Day 39 - 8 BILLION passengers are carried every year by the Indian Railway. WHOA!

Okay, I can feel this being a short post. It’s just that I am in the phase between two books where I haven’t committed to anything just yet. Emma (Austen) is waiting to be picked up. That book is in the public domain, and the people at Amazon are really nice to put it up on the Kindle store and save everyone the trouble of having to download it and copy it over to the Kindle!

An interesting thing that I discovered today was the total number of passengers that use the Indian Railway system each year. The number is HUGE. It’s HUGE, it’s like nothing I would have imagined. Before seeing the figures, I made a rough estimate of maybe half the population of India which is about 600 million.

The actual number was 8 BILLION passengers, per annum. Yeah, that’s 500 million more than the TOTAL POPULATION OF THE EARTH. It’s a NUMBER that I can barely even make sense of, 8 times the population of India! (That number is the number of passengers carried in rail transport in 1 year)


Surprisingly, two things come up here:

  1. Japan has 9 BILLION PASSENGERS carried each year. HUH? The population of Japan is about 120 million. That’s 10 times less than India’s population. Also, the total area of India is about 9-10 times more than Japan’s area. How can the passengers carried be more? It’s extremely intriguing.

  2. China has ONLY 1 Billion passengers each year. That’s barely more than their own population, do the Chinese travel less? Or do they travel more by flights and less by trains? In either case, this is surprising. I expected this trend to directly reflect the population, I mean in absolute terms the population would be expected to be the defining metric here!

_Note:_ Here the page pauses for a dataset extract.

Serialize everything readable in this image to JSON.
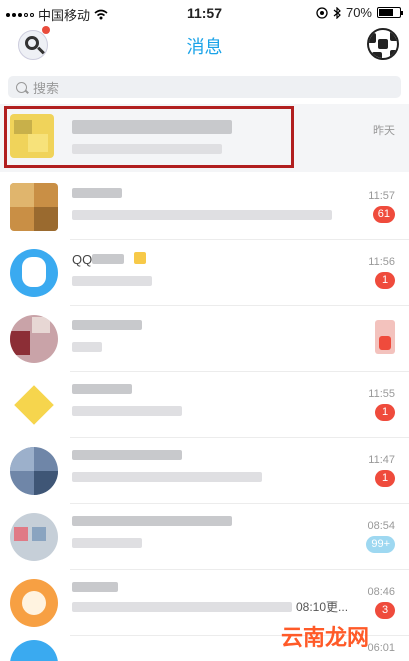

But despite this, China happens to have the most passenger-kilometers product at 1196 billion. India follows at 1147 billion and then a STEEP drop to 260 billion in Japan. So, every year Japan, more people are travelling but they are travelling for shorter distances. Whereas in India a similar number of people are travelling each year, but travelling GREAT distances. Whereas in China, very few people are travelling by trains but they are travelling a GREAT amount of distance. Naively, dividing these two numbers gives us an average of 1000 km travelled by each passenger, assuming that every person in China travels a similar amount of distance each year.

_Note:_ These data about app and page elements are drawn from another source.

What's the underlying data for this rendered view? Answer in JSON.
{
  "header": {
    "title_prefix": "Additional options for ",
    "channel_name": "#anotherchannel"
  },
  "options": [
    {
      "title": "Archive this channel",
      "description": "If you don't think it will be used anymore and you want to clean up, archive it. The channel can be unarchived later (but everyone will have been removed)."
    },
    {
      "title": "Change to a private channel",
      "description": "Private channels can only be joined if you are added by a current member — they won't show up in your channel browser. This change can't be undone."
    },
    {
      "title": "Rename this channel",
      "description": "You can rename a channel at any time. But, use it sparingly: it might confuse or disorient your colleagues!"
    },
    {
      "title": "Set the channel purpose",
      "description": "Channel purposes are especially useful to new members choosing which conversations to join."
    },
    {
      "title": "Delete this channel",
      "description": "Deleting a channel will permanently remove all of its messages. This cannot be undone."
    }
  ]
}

That number happens to be pretty close to the 770 passenger-km per capita that India has. So, for every person in India, an Indian Railway passenger can travel 770 km. That metric doesn’t make sense to me, but it could be an interpretation issue. (I am thinking of it as “man-hour” which might not be the right way to think about things like this)

POST #39 is OVER